Go: Error handling

Why I think that try() is the right solution.

I love Go for many reasons, but this part is still itching me: I postulate that this Go idiom is a burden on our mental capacity:

if err != nil {
        return nil

Error handling is at a tension between two different developer needs.

Go’s explicitness about error handling makes sure that errors are not falling through the cracks as easily as they might do in other languages where errors are implicitly propagated1. While many developers love Go’s explicitness, it is rather verbose for error handling, which has drawbacks:

(1) Humans are pattern matching machines. Whenever we see text whose shape resembles the error checking idiom, we have trained ourselves to quickly look away, at the more important code next to it. But bugs can hide even in repetitive parts of the code. If we’re not looking at the idiom anyway, the try() proposal might be the better option, as it de-duplicates the check.

(2) The error handling pattern takes much visual space. The idiom is necessarily interleaved with the code on the happy path. In many cases, the flow of reading a longer function is interrupted multiple times with the same 3-line code snippet.

Two different hats

I believe that reasoning about constructive code and reasoning about error handling code are two separate states of mind, and switching back and forth between these is straining and tedious2.

A consequence of this is: It might be more productive to spend less time on errors during an initial implementation, and to then address the error handling aspect in a separate pass over the code.

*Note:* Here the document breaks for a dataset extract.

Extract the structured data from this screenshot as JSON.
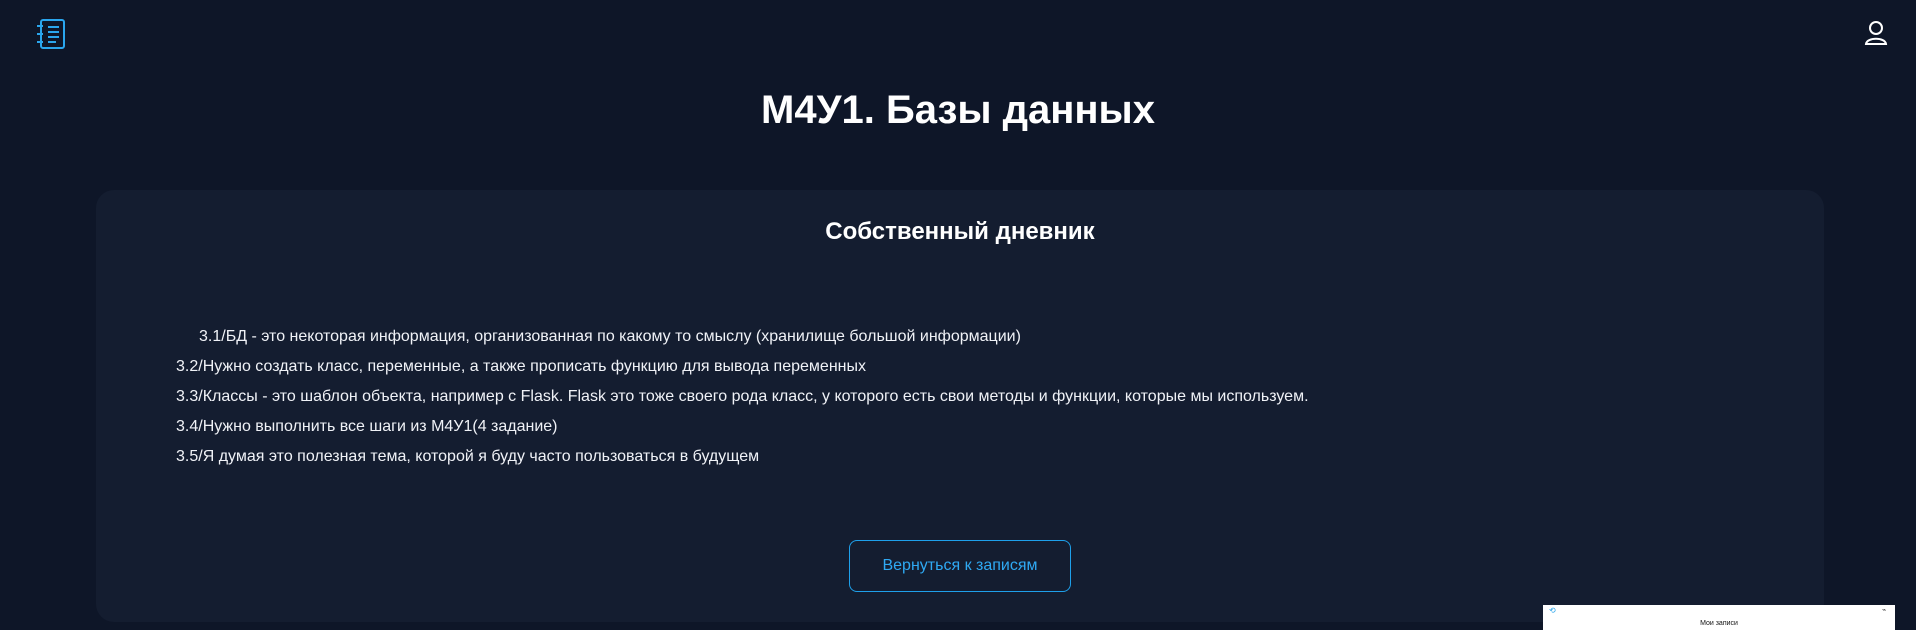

It would be better if we could have two views of the code for these different modes of operation:

I think this would have been well solved with Robert Griesemer’s try() proposal. I’m still sad it didn’t go forward, but I’m glad the Go team is so careful about it.

Just because we have all already invested so much time into accepting this verbose way of error handling, that doesn’t mean it’s a good thing4.

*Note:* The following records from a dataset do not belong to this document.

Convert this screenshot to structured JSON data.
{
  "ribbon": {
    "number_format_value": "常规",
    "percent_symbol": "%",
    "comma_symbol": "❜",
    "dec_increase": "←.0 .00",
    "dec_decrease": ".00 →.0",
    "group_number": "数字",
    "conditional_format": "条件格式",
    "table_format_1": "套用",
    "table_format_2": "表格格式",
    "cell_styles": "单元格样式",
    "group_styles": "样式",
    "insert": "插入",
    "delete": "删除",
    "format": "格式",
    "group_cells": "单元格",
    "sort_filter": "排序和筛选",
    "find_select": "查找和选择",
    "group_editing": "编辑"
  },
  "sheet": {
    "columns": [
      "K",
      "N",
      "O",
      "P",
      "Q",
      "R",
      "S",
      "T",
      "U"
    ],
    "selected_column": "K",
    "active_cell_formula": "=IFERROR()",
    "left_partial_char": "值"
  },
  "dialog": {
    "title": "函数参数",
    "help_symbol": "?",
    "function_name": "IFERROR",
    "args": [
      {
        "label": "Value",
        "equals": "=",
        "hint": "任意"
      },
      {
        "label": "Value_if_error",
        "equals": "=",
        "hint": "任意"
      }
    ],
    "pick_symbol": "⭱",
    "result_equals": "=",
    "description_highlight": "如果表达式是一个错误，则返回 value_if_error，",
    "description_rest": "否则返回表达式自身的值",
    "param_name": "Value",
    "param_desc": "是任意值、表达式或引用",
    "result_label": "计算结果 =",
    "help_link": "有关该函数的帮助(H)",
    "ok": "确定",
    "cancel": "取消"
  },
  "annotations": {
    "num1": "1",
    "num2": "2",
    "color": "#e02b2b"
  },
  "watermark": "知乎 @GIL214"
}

  1. This is particularly true for languages with exceptions where all function calls may implicitly throw exceptions and bubble them up the stack. ↩︎

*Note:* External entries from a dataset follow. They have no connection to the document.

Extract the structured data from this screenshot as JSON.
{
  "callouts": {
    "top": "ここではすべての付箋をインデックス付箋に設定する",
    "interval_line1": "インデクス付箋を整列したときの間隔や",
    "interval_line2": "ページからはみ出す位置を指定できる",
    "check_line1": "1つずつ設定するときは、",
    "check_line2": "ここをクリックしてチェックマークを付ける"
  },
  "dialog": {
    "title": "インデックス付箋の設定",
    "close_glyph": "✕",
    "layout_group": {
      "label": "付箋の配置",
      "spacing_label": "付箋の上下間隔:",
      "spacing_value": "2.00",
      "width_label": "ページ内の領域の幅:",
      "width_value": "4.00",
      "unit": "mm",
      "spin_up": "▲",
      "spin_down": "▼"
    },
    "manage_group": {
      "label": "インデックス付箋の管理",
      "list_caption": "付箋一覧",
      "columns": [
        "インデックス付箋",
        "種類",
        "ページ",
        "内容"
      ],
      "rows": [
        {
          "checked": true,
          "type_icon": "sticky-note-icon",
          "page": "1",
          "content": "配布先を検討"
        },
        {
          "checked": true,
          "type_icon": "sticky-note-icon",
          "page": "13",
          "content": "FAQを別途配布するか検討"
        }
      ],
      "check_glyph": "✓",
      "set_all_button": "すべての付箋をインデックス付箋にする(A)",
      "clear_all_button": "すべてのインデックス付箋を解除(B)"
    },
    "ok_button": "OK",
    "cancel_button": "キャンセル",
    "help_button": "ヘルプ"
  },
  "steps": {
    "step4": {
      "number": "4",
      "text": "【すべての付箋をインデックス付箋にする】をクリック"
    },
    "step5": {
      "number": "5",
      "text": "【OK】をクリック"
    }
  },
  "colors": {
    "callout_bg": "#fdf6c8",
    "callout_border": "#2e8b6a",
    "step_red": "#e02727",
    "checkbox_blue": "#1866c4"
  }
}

  2. It’s the same as trying to write a scientific article straight in LaTeX form: You can somehow do it, but the first formula will derail your train of thought so hard that the article will probably suffer from it. It’s a better option to write the article in a different medium and then do the translation to LaTeX in a separate step. ↩︎

  3. Explicitness is a stated goal in Go, after all. ↩︎

  4. The sunk cost effect is strong for programming languages! But then again, it’s much worse for C++. :) ↩︎